(LiveHacking.Com) – It has been revealed that the RuggedCom Rugged Operating System (ROS), which is used in RuggedCom’s network infrastructure devices, contains a hard-coded user account with a computable password based on the device’s MAC address. The backdoor “factory” account cannot be manually disabled leaving the device open for hackers to gain complete administrative control of any affected device. The revelation was made on the Full Disclosure mailing list along with a simple Perl script to calculate the password when the MAC address is given.
According to a security advisory published by RuggedCom in response to the disclosure: “The secure shell (ssh) and web access (https) do not have the backdoor access as of ROS version 3.3 and above, however telnet, remote shell (rsh) and serial console do have the backdoor access in these versions. Earlier versions of the ROS software (prior to v3.3) have the backdoor access within all these services (ssh, https, telnet, rsh and the serial console).”
The company, which was bought by Siemens in March, will release a new version of ROS in “the next few weeks”. The new version will remove the factory account and disable telnet and rsh by default. Updates will be made available for ROS v3.7, 3.8, 3.9, and 3.10. Any installations using a version of ROS before v3.7 need to upgrade.

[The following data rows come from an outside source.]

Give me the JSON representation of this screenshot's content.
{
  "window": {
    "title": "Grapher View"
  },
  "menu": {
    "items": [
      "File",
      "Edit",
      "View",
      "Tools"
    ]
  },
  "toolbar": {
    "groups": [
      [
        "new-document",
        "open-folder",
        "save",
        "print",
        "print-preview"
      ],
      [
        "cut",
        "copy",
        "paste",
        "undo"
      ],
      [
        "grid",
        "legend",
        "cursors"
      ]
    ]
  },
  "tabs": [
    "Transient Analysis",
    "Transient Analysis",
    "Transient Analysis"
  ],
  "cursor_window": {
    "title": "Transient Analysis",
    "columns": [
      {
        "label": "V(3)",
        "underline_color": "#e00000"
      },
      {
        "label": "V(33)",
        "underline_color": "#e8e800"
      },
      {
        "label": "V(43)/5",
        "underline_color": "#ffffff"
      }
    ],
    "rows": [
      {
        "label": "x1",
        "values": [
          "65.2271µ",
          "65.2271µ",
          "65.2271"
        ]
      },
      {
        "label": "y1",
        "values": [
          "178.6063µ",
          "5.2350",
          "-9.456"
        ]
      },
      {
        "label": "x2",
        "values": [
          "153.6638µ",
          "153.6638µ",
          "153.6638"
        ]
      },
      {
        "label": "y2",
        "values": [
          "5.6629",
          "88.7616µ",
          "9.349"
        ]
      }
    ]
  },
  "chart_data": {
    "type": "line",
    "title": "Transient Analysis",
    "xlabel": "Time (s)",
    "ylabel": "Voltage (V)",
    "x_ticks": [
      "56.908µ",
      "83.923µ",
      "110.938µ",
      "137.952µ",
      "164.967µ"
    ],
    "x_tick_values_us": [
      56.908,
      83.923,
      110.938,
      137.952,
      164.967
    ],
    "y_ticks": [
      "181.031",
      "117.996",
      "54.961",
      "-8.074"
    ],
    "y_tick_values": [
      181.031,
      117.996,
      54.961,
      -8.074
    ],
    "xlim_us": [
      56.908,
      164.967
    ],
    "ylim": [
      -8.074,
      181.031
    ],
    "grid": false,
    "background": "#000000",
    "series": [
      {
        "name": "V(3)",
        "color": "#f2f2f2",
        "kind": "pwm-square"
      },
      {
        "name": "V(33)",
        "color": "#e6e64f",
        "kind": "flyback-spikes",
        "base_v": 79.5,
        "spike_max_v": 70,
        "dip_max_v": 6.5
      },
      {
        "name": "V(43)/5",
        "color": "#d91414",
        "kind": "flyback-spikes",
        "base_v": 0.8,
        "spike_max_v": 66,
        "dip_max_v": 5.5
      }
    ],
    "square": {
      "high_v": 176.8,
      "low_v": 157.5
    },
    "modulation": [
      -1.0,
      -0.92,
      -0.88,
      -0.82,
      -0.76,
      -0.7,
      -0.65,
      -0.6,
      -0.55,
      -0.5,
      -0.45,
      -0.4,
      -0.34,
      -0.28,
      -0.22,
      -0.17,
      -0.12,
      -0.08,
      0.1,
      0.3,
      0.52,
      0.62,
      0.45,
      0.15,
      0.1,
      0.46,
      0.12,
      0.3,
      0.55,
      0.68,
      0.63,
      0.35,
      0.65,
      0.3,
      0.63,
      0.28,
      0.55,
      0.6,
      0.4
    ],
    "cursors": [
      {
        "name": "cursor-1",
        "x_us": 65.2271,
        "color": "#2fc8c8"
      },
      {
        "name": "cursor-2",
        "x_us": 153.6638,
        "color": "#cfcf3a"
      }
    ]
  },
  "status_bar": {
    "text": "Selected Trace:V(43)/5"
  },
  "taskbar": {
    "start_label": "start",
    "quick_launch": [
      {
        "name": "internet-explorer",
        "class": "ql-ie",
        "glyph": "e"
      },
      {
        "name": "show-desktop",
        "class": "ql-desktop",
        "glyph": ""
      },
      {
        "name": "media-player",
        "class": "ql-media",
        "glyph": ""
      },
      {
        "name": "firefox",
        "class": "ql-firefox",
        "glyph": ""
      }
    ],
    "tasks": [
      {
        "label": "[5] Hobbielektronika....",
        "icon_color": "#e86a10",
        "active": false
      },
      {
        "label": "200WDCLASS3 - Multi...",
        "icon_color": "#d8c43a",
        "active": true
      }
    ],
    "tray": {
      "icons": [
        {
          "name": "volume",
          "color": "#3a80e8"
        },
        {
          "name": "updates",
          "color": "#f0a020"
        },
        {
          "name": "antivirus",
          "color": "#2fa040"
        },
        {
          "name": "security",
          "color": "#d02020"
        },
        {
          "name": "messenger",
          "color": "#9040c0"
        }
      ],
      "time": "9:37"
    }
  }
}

The most alarming aspect of this backdoor access is the lack of response by RuggedCom. According to the disclosure, the company was told in April 2011 that the backdoor had been uncovered and the password was computable. In June 2011 they verbally acknowledged the existence of the of backdoor and then ceased all communication. In February 2012 US-CERT was notified.
RuggedCom equipment, which is marketed as having “industrial strength” and designed for “mission-critical applications in harsh environments”, is installed in traffic control systems, railroad communications systems, power plants, electrical substations, and even US military sites.